John Augustine and his family vacated Mount Vernon for their new home Waveland plantation in February 1860. About a year later the state of Virginia called for a convention to debate the issue of secession, and in April 1861, Virginia delegates responded to the firing on Fort Sumter by voting in favor of leaving the Union. John Augustine joined the Confederate Army as a lieutenant colonel, and he served as aide-de-camp to his relative by marriage, General Robert E. Lee. In September 1861, John Augustine was killed during a reconnaissance mission at the Battle of Cheat Mountain by a Union bushwhacker. In a letter to John’s teenage daughter Louisa, Lee painfully informed her that her father “fell in the cause to which he had devoted all his energies, and which his noble heart was earnestly enlisted.” The two men had shared many conversations and moments together as tent mates, and Lee admired his unflinching “devotion to Almighty God,” assuring Louisa that “He is now safely in Heaven.” John Augustine was buried in the Zion Episcopal Churchyard in Charles Town, West Virginia, one of several Washington family members who fought and died for Southern independence.
3 Linear Feet (7 boxes)
Language of Materials
The collection is arranged chronologically with undated material listed at the beginning in alphabetical order by folder title. Addenda, photocopies, and bound volumes are described at the end of the collection.
- The John Augustine Washington III and Mount Vernon Ladies' Association (MVLA) collection
- Rebecca Baird, Archivist

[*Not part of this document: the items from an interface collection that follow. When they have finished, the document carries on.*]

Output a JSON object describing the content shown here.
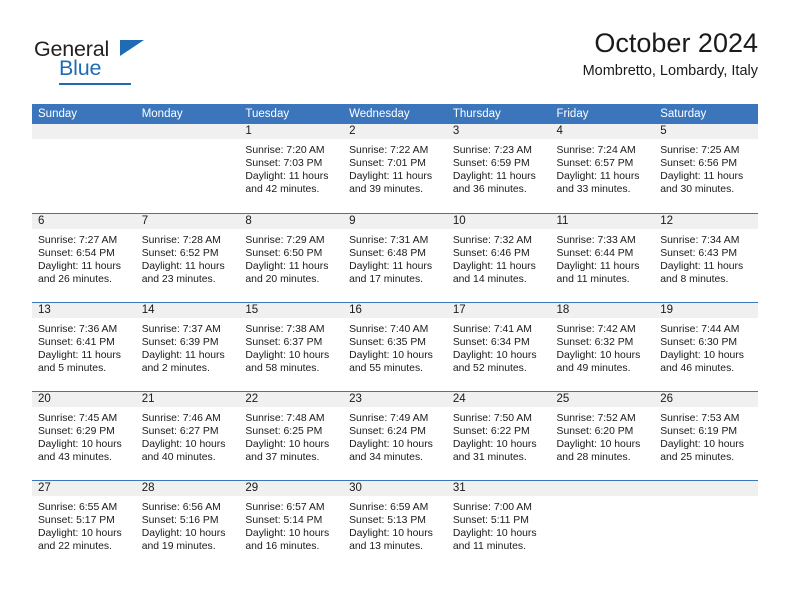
{
  "brand": {
    "word1": "General",
    "word2": "Blue",
    "triangle_color": "#1f6cb4",
    "text_color": "#231f20"
  },
  "header": {
    "title": "October 2024",
    "location": "Mombretto, Lombardy, Italy"
  },
  "theme": {
    "header_blue": "#3b76bd",
    "daynum_band": "#f0f0f0",
    "text": "#1a1a1a"
  },
  "calendar": {
    "weekday_headers": [
      "Sunday",
      "Monday",
      "Tuesday",
      "Wednesday",
      "Thursday",
      "Friday",
      "Saturday"
    ],
    "weeks": [
      [
        {
          "day": "",
          "lines": []
        },
        {
          "day": "",
          "lines": []
        },
        {
          "day": "1",
          "lines": [
            "Sunrise: 7:20 AM",
            "Sunset: 7:03 PM",
            "Daylight: 11 hours",
            "and 42 minutes."
          ]
        },
        {
          "day": "2",
          "lines": [
            "Sunrise: 7:22 AM",
            "Sunset: 7:01 PM",
            "Daylight: 11 hours",
            "and 39 minutes."
          ]
        },
        {
          "day": "3",
          "lines": [
            "Sunrise: 7:23 AM",
            "Sunset: 6:59 PM",
            "Daylight: 11 hours",
            "and 36 minutes."
          ]
        },
        {
          "day": "4",
          "lines": [
            "Sunrise: 7:24 AM",
            "Sunset: 6:57 PM",
            "Daylight: 11 hours",
            "and 33 minutes."
          ]
        },
        {
          "day": "5",
          "lines": [
            "Sunrise: 7:25 AM",
            "Sunset: 6:56 PM",
            "Daylight: 11 hours",
            "and 30 minutes."
          ]
        }
      ],
      [
        {
          "day": "6",
          "lines": [
            "Sunrise: 7:27 AM",
            "Sunset: 6:54 PM",
            "Daylight: 11 hours",
            "and 26 minutes."
          ]
        },
        {
          "day": "7",
          "lines": [
            "Sunrise: 7:28 AM",
            "Sunset: 6:52 PM",
            "Daylight: 11 hours",
            "and 23 minutes."
          ]
        },
        {
          "day": "8",
          "lines": [
            "Sunrise: 7:29 AM",
            "Sunset: 6:50 PM",
            "Daylight: 11 hours",
            "and 20 minutes."
          ]
        },
        {
          "day": "9",
          "lines": [
            "Sunrise: 7:31 AM",
            "Sunset: 6:48 PM",
            "Daylight: 11 hours",
            "and 17 minutes."
          ]
        },
        {
          "day": "10",
          "lines": [
            "Sunrise: 7:32 AM",
            "Sunset: 6:46 PM",
            "Daylight: 11 hours",
            "and 14 minutes."
          ]
        },
        {
          "day": "11",
          "lines": [
            "Sunrise: 7:33 AM",
            "Sunset: 6:44 PM",
            "Daylight: 11 hours",
            "and 11 minutes."
          ]
        },
        {
          "day": "12",
          "lines": [
            "Sunrise: 7:34 AM",
            "Sunset: 6:43 PM",
            "Daylight: 11 hours",
            "and 8 minutes."
          ]
        }
      ],
      [
        {
          "day": "13",
          "lines": [
            "Sunrise: 7:36 AM",
            "Sunset: 6:41 PM",
            "Daylight: 11 hours",
            "and 5 minutes."
          ]
        },
        {
          "day": "14",
          "lines": [
            "Sunrise: 7:37 AM",
            "Sunset: 6:39 PM",
            "Daylight: 11 hours",
            "and 2 minutes."
          ]
        },
        {
          "day": "15",
          "lines": [
            "Sunrise: 7:38 AM",
            "Sunset: 6:37 PM",
            "Daylight: 10 hours",
            "and 58 minutes."
          ]
        },
        {
          "day": "16",
          "lines": [
            "Sunrise: 7:40 AM",
            "Sunset: 6:35 PM",
            "Daylight: 10 hours",
            "and 55 minutes."
          ]
        },
        {
          "day": "17",
          "lines": [
            "Sunrise: 7:41 AM",
            "Sunset: 6:34 PM",
            "Daylight: 10 hours",
            "and 52 minutes."
          ]
        },
        {
          "day": "18",
          "lines": [
            "Sunrise: 7:42 AM",
            "Sunset: 6:32 PM",
            "Daylight: 10 hours",
            "and 49 minutes."
          ]
        },
        {
          "day": "19",
          "lines": [
            "Sunrise: 7:44 AM",
            "Sunset: 6:30 PM",
            "Daylight: 10 hours",
            "and 46 minutes."
          ]
        }
      ],
      [
        {
          "day": "20",
          "lines": [
            "Sunrise: 7:45 AM",
            "Sunset: 6:29 PM",
            "Daylight: 10 hours",
            "and 43 minutes."
          ]
        },
        {
          "day": "21",
          "lines": [
            "Sunrise: 7:46 AM",
            "Sunset: 6:27 PM",
            "Daylight: 10 hours",
            "and 40 minutes."
          ]
        },
        {
          "day": "22",
          "lines": [
            "Sunrise: 7:48 AM",
            "Sunset: 6:25 PM",
            "Daylight: 10 hours",
            "and 37 minutes."
          ]
        },
        {
          "day": "23",
          "lines": [
            "Sunrise: 7:49 AM",
            "Sunset: 6:24 PM",
            "Daylight: 10 hours",
            "and 34 minutes."
          ]
        },
        {
          "day": "24",
          "lines": [
            "Sunrise: 7:50 AM",
            "Sunset: 6:22 PM",
            "Daylight: 10 hours",
            "and 31 minutes."
          ]
        },
        {
          "day": "25",
          "lines": [
            "Sunrise: 7:52 AM",
            "Sunset: 6:20 PM",
            "Daylight: 10 hours",
            "and 28 minutes."
          ]
        },
        {
          "day": "26",
          "lines": [
            "Sunrise: 7:53 AM",
            "Sunset: 6:19 PM",
            "Daylight: 10 hours",
            "and 25 minutes."
          ]
        }
      ],
      [
        {
          "day": "27",
          "lines": [
            "Sunrise: 6:55 AM",
            "Sunset: 5:17 PM",
            "Daylight: 10 hours",
            "and 22 minutes."
          ]
        },
        {
          "day": "28",
          "lines": [
            "Sunrise: 6:56 AM",
            "Sunset: 5:16 PM",
            "Daylight: 10 hours",
            "and 19 minutes."
          ]
        },
        {
          "day": "29",
          "lines": [
            "Sunrise: 6:57 AM",
            "Sunset: 5:14 PM",
            "Daylight: 10 hours",
            "and 16 minutes."
          ]
        },
        {
          "day": "30",
          "lines": [
            "Sunrise: 6:59 AM",
            "Sunset: 5:13 PM",
            "Daylight: 10 hours",
            "and 13 minutes."
          ]
        },
        {
          "day": "31",
          "lines": [
            "Sunrise: 7:00 AM",
            "Sunset: 5:11 PM",
            "Daylight: 10 hours",
            "and 11 minutes."
          ]
        },
        {
          "day": "",
          "lines": []
        },
        {
          "day": "",
          "lines": []
        }
      ]
    ]
  }
}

- May 2019
- Description rules
- Describing Archives: A Content Standard
- Language of description
- Script of description